The Tribunal found that the current charge had to stand or fall on its own merits and it could not be elevated to a more serious charge than it warranted on its own facts and circumstances by incorporating other offending which had already  been dealt with by other tribunals.  However, the Tribunal did consider that, in determining the appropriate penalty to be imposed in the present case, it could take into account the previous findings of professional misconduct made against Dr Chan and the fact that the previous charges arose out of similar identified deficiencies in Dr Chan's practice.



Dr Chan was censured, fined $975.00 (maximum $1,000) and ordered to pay 60% of the costs and expenses of and incidental to the inquiry and hearing.

It was further ordered that Dr Chan commence practising under supervision and that supervision should be in accordance with the model for General Oversight provided for in the Medical Council's publication "General Oversight - guidance for doctors receiving and providing general oversight".

The Tribunal required Dr Chan to undertake a review by the Ethics Committee of the Medical Association and the Medical Council.  The Tribunal ordered in the alternative, if this ethical review could not, for any reason, be implemented, then the task was to be undertaken by way of a Competency Review by the Medical Council or its appointee/s, if the Council considered such a Review would  be a more practical or appropriate mechanism for achieving the ethical review which the Tribunal considered was required.

It was also ordered that a notice pursuant to section 138(2) of the Medical Practitioners Act be published in the New Zealand Medical Journal.



This decision was appealed by Dr Chan to the District Court.

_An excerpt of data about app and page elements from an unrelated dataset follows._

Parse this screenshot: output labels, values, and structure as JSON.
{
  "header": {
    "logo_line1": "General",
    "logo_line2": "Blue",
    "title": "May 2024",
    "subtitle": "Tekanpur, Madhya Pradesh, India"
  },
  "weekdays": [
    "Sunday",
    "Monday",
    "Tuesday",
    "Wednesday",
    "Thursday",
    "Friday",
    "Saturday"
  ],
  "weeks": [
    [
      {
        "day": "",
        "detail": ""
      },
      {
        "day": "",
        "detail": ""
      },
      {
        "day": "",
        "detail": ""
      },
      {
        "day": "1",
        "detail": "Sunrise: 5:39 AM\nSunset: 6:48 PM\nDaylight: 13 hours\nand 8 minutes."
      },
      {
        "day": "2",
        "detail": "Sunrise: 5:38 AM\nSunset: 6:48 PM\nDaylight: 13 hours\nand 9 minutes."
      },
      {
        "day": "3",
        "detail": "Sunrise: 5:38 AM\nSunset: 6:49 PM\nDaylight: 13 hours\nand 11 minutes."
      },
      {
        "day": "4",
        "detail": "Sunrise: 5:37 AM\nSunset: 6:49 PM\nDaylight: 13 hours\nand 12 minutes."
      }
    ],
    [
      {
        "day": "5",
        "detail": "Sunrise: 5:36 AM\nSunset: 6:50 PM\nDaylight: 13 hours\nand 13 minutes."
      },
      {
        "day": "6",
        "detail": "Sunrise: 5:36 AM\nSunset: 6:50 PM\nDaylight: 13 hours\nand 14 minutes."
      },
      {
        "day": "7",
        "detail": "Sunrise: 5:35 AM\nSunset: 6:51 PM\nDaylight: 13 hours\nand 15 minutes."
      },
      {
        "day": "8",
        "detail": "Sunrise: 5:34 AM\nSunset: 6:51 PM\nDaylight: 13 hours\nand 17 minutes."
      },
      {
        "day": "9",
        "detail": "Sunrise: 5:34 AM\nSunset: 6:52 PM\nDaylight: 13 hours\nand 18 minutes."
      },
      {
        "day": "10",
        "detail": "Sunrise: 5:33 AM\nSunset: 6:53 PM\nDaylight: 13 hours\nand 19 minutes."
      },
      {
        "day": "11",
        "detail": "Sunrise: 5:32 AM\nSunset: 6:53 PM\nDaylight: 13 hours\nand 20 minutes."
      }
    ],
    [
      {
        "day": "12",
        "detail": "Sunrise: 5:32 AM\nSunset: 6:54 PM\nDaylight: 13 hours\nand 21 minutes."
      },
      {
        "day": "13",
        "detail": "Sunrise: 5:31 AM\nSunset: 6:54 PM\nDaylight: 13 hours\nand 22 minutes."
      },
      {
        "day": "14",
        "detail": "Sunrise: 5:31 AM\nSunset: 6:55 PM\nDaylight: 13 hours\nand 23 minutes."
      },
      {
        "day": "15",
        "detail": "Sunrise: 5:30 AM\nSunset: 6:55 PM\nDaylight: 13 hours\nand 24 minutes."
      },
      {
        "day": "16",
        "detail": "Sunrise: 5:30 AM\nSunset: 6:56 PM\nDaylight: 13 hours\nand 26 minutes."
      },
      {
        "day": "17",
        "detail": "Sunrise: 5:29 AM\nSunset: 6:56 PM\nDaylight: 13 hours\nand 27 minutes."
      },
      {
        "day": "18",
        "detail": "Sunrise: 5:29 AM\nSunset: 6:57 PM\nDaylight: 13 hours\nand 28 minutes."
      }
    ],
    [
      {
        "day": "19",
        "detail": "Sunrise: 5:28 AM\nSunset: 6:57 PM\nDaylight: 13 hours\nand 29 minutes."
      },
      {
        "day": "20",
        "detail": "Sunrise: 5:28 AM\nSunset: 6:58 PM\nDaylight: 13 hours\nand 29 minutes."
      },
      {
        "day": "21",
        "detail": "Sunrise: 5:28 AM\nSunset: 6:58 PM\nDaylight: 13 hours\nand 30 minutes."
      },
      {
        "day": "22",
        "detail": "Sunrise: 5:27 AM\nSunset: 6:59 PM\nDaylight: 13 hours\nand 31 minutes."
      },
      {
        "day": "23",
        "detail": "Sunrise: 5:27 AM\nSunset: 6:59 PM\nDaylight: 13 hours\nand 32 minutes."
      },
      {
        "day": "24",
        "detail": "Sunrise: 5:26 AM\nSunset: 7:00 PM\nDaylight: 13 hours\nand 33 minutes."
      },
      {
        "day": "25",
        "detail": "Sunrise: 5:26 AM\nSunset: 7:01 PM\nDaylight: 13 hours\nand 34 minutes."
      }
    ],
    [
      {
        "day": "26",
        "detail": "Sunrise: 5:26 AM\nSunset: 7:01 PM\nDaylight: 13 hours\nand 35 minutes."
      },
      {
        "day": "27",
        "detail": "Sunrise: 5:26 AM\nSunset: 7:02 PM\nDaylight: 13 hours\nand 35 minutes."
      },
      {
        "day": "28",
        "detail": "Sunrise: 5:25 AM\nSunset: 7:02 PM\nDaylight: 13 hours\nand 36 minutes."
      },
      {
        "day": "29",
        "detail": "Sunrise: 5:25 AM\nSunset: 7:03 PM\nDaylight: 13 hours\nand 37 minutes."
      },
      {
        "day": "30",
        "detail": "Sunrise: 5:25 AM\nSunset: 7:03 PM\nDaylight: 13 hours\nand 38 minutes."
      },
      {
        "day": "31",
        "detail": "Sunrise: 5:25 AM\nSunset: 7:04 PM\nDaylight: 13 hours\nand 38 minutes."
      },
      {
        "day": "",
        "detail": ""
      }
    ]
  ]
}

The District Court ordered that the appeal be allowed to the extent of remitting the question of penalty back to the Tribunal for reconsideration.  The District Court noted that it has proved impracticable to implement the Tribunal's order as to supervision.


Supplementary Decision:

The Tribunal accepted the submissions of both counsel that its Orders dated 17 March 2000, requiring Dr Chan to practise under supervision in the nature of oversight had been overtaken by the new requirements imposed in relation to general and vocational registration.  On that basis, the Tribunal advised that the matter was thereby concluded.